Ratatouille Provençale (from French Brasserie Cookbook by Galmiche, 2011)
It’s important to maintain a balanced diet, and it is in that spirit that I chose a very healthy main course to balance out the very unhealthy dessert I was fixated on making for when my parents came to visit.
I have to admit, I wasn’t exactly excited about making ratatouille. I was sceptical that it would have any real flavour. Watery vegetables, oil and seasoning doesn’t seem like the most appetising of meals, and I’m the kind of girl that panics if there’s no delicious, juicy hunk of meat on my plate (unless I’m eating dessert – I’m unaware of any meat-based desserts, but if you know of one please tell me, I’m willing to try it). In short, the recipe radiates HEALTH out of every letter on the page, and in my head HEALTH < FUN.
I finally got to try something I’ve only ever seen on Masterchef: peeling tomatoes. How many times have I watched a procession of Holby City and Hollyoaks actors on that programme, trying to peel tomatoes with a potato peeler? The words potato and tomato might look half similar, but surely any cretin can tell that attacking a tomato with a potato peeler is going to result in a gory slasher movie-esque red splatter to the face? I was pretty surprised at how quick and easy the method is. But what nobody tells you is that you have absolutely no power over a tomato once it is peeled.
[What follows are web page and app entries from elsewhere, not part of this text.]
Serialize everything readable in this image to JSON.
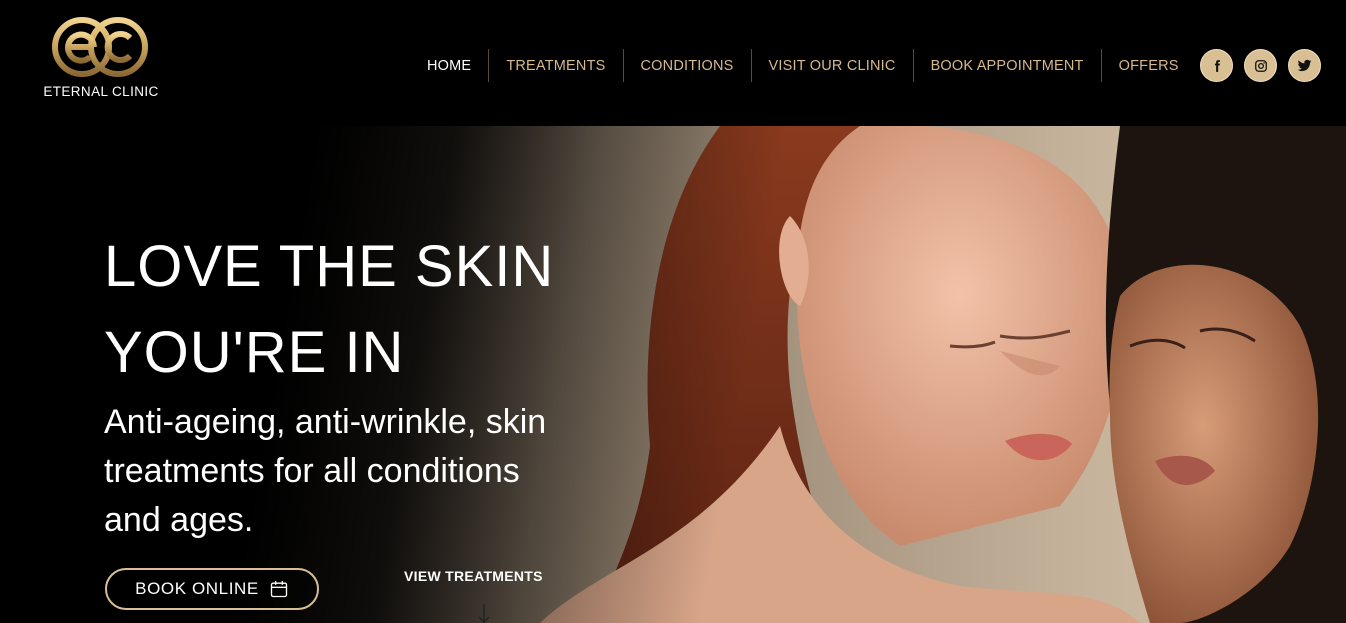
{
  "brand": {
    "monogram": "ec",
    "name": "ETERNAL CLINIC",
    "gold": "#cfae6b"
  },
  "nav": {
    "items": [
      {
        "label": "HOME",
        "active": true
      },
      {
        "label": "TREATMENTS"
      },
      {
        "label": "CONDITIONS"
      },
      {
        "label": "VISIT OUR CLINIC"
      },
      {
        "label": "BOOK APPOINTMENT"
      },
      {
        "label": "OFFERS"
      }
    ],
    "active_color": "#ffffff",
    "link_color": "#d8b88d"
  },
  "social": [
    {
      "icon": "facebook-icon"
    },
    {
      "icon": "instagram-icon"
    },
    {
      "icon": "twitter-icon"
    }
  ],
  "hero": {
    "headline_line1": "LOVE THE SKIN",
    "headline_line2": "YOU'RE IN",
    "subheadline": "Anti-ageing, anti-wrinkle, skin treatments for all conditions and ages.",
    "book_button": {
      "label": "BOOK ONLINE",
      "icon": "calendar-icon"
    },
    "view_link": "VIEW TREATMENTS",
    "image": "two-women-portrait-photo"
  }
}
Try to hold it, grip it, cut it; just try it. Peeled tomatoes have been released from their strait-jacket and have a mind of their own, and they are intent on pure chaos.
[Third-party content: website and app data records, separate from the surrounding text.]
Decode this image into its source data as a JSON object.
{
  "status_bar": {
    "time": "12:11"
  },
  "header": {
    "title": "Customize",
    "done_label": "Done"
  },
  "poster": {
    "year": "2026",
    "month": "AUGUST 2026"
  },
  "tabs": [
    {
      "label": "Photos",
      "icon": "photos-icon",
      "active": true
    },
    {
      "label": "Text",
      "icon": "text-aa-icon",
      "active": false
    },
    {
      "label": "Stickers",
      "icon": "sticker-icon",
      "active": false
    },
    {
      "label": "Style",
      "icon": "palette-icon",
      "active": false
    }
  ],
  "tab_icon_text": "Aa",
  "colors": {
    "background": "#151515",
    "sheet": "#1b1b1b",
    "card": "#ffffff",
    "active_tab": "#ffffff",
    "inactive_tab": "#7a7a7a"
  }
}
French chef Joël Robuchon is on record saying “The secret of a good ratatouille is to cook the vegetables separately so each will taste truly of itself“. Well that’s great for you Mr Professional-Kitchen-With-At-Least-5-Hobs, but for us mere mortals bunging it all into one casserole will do just fine. The recipe said 1.5 to 2 hours to simmer, but mine only took an hour. I’m not sure whether it’s the cast iron casserole or that I had the heat on the lowest setting but on the strongest hob ring. The chopped vegetables had started to mush, the caramelising onions were releasing a sweet smell and turning the oil a rich spicy orange, and my stomach was rumbling so it must have been ready.
I should have trusted that the people of Provence know how to make healthy tasty. I served it with plain boiled long grain rice, which soaked up the oil and whose plainness perfectly complemented the sweetness of the vegetables, which were bursting with delicious flavour. So what if there’s no juicy hunk of meat, I’m happy to make this again and again.
1 aubergine (eggplant) / 1.5 average sized courgettes (zucchini) / 400g tomatoes / 1 red pepper / 1 green pepper / 1 onion / 4 garlic cloves / 100ml olive oil / Sprig flat-leaf parsley / Sprig thyme / Salt & pepper / Basil leaves
Peel & chop aubergine into chunks / Chop courgettes into chunks / De-seed and slice red & green peppers / Chop onion / Crush garlic cloves / Boil pan of water / Pour ice & cold water into a bowl / Score an X in the bottom of tomatoes with a knife / Put into boiling water until skin starts to peel off (about 30 secs) / Drop straight into iced water for 5 mins / Peel, de-seed and chop into chunks / Heat olive oil in casserole on medium heat on biggest hob ring / Add prepared veg & sprigs of parsley & thyme / Turn down heat & partially cover with lid for 1 hour / Season / Serve with torn basil leaves over rice, pasta, crepes, whatever you like